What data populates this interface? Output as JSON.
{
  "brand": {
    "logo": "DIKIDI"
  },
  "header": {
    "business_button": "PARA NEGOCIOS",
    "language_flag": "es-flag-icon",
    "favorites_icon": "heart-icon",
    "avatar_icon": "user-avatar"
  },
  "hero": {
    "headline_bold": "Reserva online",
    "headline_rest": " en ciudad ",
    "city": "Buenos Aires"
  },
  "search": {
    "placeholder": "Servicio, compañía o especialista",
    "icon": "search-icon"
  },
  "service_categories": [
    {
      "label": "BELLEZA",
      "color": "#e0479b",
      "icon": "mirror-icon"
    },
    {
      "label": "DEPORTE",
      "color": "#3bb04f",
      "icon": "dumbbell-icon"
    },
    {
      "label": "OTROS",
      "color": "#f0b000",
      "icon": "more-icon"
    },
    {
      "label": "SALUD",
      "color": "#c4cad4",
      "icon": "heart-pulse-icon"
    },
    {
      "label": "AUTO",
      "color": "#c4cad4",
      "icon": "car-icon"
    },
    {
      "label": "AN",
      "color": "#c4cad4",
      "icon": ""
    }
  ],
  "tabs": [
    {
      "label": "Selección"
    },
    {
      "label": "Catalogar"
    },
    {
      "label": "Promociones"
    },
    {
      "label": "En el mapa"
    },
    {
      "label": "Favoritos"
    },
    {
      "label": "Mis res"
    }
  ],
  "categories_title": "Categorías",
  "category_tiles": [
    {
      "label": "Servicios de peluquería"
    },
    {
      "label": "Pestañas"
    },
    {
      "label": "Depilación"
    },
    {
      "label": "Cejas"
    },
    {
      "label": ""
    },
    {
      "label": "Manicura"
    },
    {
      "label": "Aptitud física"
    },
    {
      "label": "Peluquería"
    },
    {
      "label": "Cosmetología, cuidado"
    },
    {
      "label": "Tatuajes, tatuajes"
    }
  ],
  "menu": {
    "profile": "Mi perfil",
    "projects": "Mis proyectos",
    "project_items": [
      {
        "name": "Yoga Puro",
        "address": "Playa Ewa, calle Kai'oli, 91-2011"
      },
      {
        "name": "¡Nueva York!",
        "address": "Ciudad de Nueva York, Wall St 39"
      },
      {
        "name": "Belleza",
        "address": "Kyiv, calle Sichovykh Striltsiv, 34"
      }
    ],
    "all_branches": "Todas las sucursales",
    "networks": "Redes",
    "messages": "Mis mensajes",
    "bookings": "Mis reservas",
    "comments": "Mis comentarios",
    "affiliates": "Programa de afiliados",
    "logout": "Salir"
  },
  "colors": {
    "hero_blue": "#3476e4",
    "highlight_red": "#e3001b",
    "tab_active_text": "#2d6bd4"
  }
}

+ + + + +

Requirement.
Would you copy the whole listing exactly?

Solution to this problem.
What data populates this interface? Output as JSON.
{
  "brand": {
    "logo": "DIKIDI"
  },
  "header": {
    "business_button": "PARA NEGOCIOS",
    "language_flag": "es-flag-icon",
    "favorites_icon": "heart-icon",
    "avatar_icon": "user-avatar"
  },
  "hero": {
    "headline_bold": "Reserva online",
    "headline_rest": " en ciudad ",
    "city": "Buenos Aires"
  },
  "search": {
    "placeholder": "Servicio, compañía o especialista",
    "icon": "search-icon"
  },
  "service_categories": [
    {
      "label": "BELLEZA",
      "color": "#e0479b",
      "icon": "mirror-icon"
    },
    {
      "label": "DEPORTE",
      "color": "#3bb04f",
      "icon": "dumbbell-icon"
    },
    {
      "label": "OTROS",
      "color": "#f0b000",
      "icon": "more-icon"
    },
    {
      "label": "SALUD",
      "color": "#c4cad4",
      "icon": "heart-pulse-icon"
    },
    {
      "label": "AUTO",
      "color": "#c4cad4",
      "icon": "car-icon"
    },
    {
      "label": "AN",
      "color": "#c4cad4",
      "icon": ""
    }
  ],
  "tabs": [
    {
      "label": "Selección"
    },
    {
      "label": "Catalogar"
    },
    {
      "label": "Promociones"
    },
    {
      "label": "En el mapa"
    },
    {
      "label": "Favoritos"
    },
    {
      "label": "Mis res"
    }
  ],
  "categories_title": "Categorías",
  "category_tiles": [
    {
      "label": "Servicios de peluquería"
    },
    {
      "label": "Pestañas"
    },
    {
      "label": "Depilación"
    },
    {
      "label": "Cejas"
    },
    {
      "label": ""
    },
    {
      "label": "Manicura"
    },
    {
      "label": "Aptitud física"
    },
    {
      "label": "Peluquería"
    },
    {
      "label": "Cosmetología, cuidado"
    },
    {
      "label": "Tatuajes, tatuajes"
    }
  ],
  "menu": {
    "profile": "Mi perfil",
    "projects": "Mis proyectos",
    "project_items": [
      {
        "name": "Yoga Puro",
        "address": "Playa Ewa, calle Kai'oli, 91-2011"
      },
      {
        "name": "¡Nueva York!",
        "address": "Ciudad de Nueva York, Wall St 39"
      },
      {
        "name": "Belleza",
        "address": "Kyiv, calle Sichovykh Striltsiv, 34"
      }
    ],
    "all_branches": "Todas las sucursales",
    "networks": "Redes",
    "messages": "Mis mensajes",
    "bookings": "Mis reservas",
    "comments": "Mis comentarios",
    "affiliates": "Programa de afiliados",
    "logout": "Salir"
  },
  "colors": {
    "hero_blue": "#3476e4",
    "highlight_red": "#e3001b",
    "tab_active_text": "#2d6bd4"
  }
}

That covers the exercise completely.